CG And then, it's just about attitude. Who wants to work hard. Who really wants to make an impression.
SY In addition, I look for the ability to pose the right questions. What I mean by is, don't just ask right away, but put some thought into it in the context of your own project or agenda. Then, you can google it and look it up. If you still don't know the answer, you can always chat with your peers. If you still don't know the answer even after that, then, that's the right time to come to me or Clark. Even in the interview, I look at the capability of asking the right questions.
WS You don't expect them to know everything coming in the door, but you expect them to use their own resources.
SY Of course, I want them to ask questions, but it's a balance.
WS How are they fitting into your team?
CG We're a small team within a big company here. They are confined among our 20 or so people and that is a very intimate setting.
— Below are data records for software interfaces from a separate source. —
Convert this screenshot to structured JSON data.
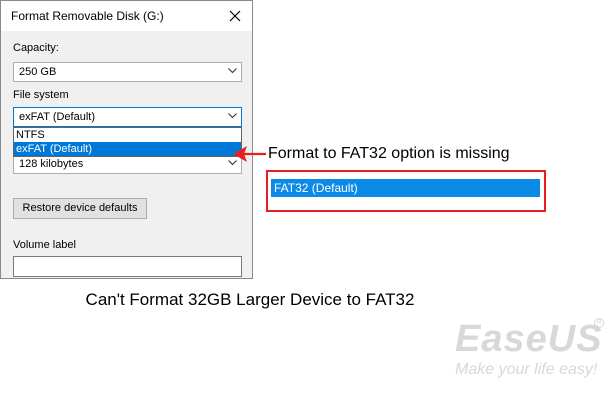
{
  "dialog": {
    "title": "Format Removable Disk (G:)",
    "capacity_label": "Capacity:",
    "capacity_value": "250 GB",
    "filesystem_label": "File system",
    "filesystem_value": "exFAT (Default)",
    "filesystem_options": [
      "NTFS",
      "exFAT (Default)"
    ],
    "allocation_value": "128 kilobytes",
    "restore_button": "Restore device defaults",
    "volume_label": "Volume label",
    "volume_value": ""
  },
  "annotation": {
    "text": "Format to FAT32 option is missing",
    "missing_option": "FAT32 (Default)",
    "arrow_color": "#e62020",
    "box_color": "#e62020"
  },
  "caption": "Can't Format 32GB Larger Device to FAT32",
  "watermark": {
    "brand": "EaseUS",
    "slogan": "Make your life easy!"
  },
  "colors": {
    "selection": "#0078d7",
    "highlight_item": "#0b8ae8"
  }
}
So, it's very easy for them to get quickly assimilation in the local office. Then, we get them out and walk them around to introduce them to people in the other offices. They have to do three executive interviews, so I try to introduce them to people who are a good fit. That's the way they get outside of our office.
SY Because of the way our projects go – if it involves risk or underwriting support, they will be exposed to the risk team a lot. If we are helping with a prospecting targeting project, then they get exposure to the originators and sales staff. We also arrange lunches and sometimes dinners to get them exposed to other program people, like the Financial Management Program (FMP) or Risk Management Program (RMP).
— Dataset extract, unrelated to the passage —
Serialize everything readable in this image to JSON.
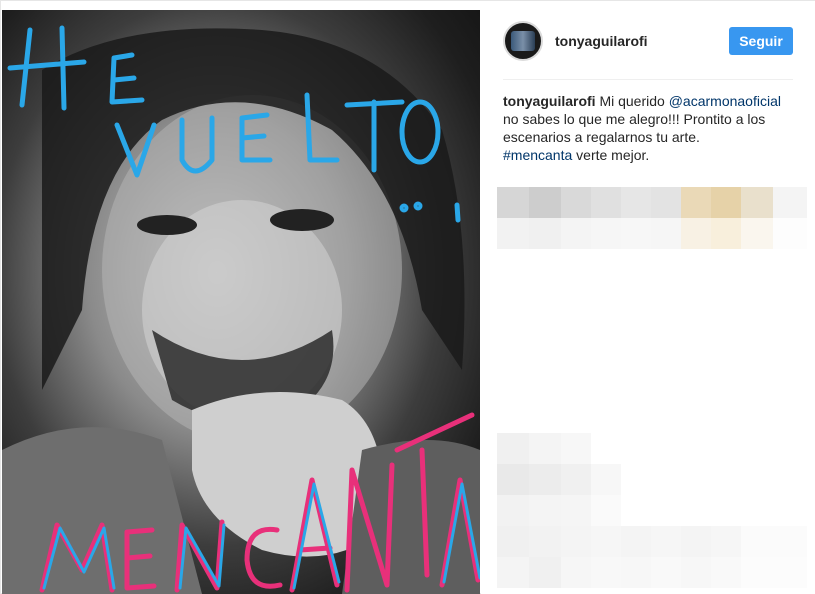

CG Yamanaka-san is a former program person at GE – one of the fast-track management programs. And she supports the other programs as well by having contacts with these people across the company. So we are very happy that one of the Temple students was selected to join the FMP program, which is an elite program at GE. Most of the GE senior management comes from this program.
SY Including our CEO at GE Capital.
CG Yes, and it is equivalent, internally at GE, to an MBA. So, while you're at GE, completing this program means an MBA. Even externally, the program is very well known, so it is a huge plus on their resume to have this FMP. One of your alumni has successfully been accepted into this program in Europe, thanks to Yamanaka-san's support. It just shows how much she cares and supports the process.
I hope that Temple is benefiting from the fact that there is a campus here. You're in a great part of Tokyo. There is a lot of potential. So I think that they should do more with it. We hope to see more interest. Japan, unfortunately, is not sending as many students to the US these days. Hopefully, we can fill that gap by getting more Americans to come over here. And I hope if they realize they have a good chance at an internship, here at GE Capital Japan, that it would increase the American students' motivations to come here. So, please get the message out. We will support the best we can to give practical, beneficial experiences to your students, whether they come from the U.S. or the Tokyo campus.
Interview date: Friday, July 4, 2014